Could you reproduce all of the following entries exactly?
Start of INPUT FOR THIS TASK
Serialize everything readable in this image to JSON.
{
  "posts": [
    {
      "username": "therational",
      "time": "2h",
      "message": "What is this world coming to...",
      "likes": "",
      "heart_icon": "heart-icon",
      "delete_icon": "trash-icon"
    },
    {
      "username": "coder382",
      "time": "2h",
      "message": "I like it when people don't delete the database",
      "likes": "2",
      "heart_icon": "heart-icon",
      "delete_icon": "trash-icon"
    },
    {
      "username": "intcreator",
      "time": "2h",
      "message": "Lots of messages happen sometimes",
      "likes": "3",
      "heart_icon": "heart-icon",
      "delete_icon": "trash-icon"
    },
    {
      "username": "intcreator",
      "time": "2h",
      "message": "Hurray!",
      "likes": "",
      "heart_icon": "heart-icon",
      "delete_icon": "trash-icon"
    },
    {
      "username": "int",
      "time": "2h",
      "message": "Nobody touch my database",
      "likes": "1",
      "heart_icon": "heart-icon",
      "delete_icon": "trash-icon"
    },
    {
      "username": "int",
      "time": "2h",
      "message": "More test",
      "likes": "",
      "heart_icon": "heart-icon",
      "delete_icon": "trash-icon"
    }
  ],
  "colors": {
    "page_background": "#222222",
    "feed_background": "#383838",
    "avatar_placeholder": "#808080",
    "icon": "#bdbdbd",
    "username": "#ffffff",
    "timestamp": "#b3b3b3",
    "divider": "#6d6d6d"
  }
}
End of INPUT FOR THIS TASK
WRITTEN ANSWER:
Serialize everything readable in this image to JSON.
{
  "posts": [
    {
      "username": "therational",
      "time": "2h",
      "message": "What is this world coming to...",
      "likes": "",
      "heart_icon": "heart-icon",
      "delete_icon": "trash-icon"
    },
    {
      "username": "coder382",
      "time": "2h",
      "message": "I like it when people don't delete the database",
      "likes": "2",
      "heart_icon": "heart-icon",
      "delete_icon": "trash-icon"
    },
    {
      "username": "intcreator",
      "time": "2h",
      "message": "Lots of messages happen sometimes",
      "likes": "3",
      "heart_icon": "heart-icon",
      "delete_icon": "trash-icon"
    },
    {
      "username": "intcreator",
      "time": "2h",
      "message": "Hurray!",
      "likes": "",
      "heart_icon": "heart-icon",
      "delete_icon": "trash-icon"
    },
    {
      "username": "int",
      "time": "2h",
      "message": "Nobody touch my database",
      "likes": "1",
      "heart_icon": "heart-icon",
      "delete_icon": "trash-icon"
    },
    {
      "username": "int",
      "time": "2h",
      "message": "More test",
      "likes": "",
      "heart_icon": "heart-icon",
      "delete_icon": "trash-icon"
    }
  ],
  "colors": {
    "page_background": "#222222",
    "feed_background": "#383838",
    "avatar_placeholder": "#808080",
    "icon": "#bdbdbd",
    "username": "#ffffff",
    "timestamp": "#b3b3b3",
    "divider": "#6d6d6d"
  }
}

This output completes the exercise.